YOUR INSTRUCTIONS ->
Copy every line of the data in which the word "image" occurs.

Dataset items ->
+ + +

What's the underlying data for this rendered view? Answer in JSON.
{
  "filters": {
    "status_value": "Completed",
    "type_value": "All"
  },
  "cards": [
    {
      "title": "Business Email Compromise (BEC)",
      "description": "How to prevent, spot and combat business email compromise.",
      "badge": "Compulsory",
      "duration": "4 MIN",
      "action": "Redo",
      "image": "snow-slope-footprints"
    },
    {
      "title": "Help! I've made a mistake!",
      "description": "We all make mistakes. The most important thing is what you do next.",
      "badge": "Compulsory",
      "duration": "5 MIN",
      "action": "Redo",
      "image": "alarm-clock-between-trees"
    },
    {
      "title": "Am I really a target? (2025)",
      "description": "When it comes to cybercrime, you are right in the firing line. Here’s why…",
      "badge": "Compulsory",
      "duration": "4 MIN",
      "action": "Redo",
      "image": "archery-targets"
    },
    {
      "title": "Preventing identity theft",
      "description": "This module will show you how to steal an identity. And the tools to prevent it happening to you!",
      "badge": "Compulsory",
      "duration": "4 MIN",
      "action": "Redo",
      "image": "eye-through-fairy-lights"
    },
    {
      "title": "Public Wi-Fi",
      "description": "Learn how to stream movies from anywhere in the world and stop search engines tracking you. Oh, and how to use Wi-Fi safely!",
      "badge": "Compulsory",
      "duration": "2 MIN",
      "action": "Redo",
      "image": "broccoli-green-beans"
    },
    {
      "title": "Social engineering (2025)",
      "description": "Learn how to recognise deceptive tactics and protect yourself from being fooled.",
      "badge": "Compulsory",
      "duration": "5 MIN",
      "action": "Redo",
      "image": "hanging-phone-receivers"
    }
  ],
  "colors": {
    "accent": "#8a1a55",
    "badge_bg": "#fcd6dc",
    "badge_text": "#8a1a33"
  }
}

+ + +

EXPECTED ANSWER ->
      "image": "snow-slope-footprints"
      "image": "alarm-clock-between-trees"
      "image": "archery-targets"
      "image": "eye-through-fairy-lights"
      "image": "broccoli-green-beans"
      "image": "hanging-phone-receivers"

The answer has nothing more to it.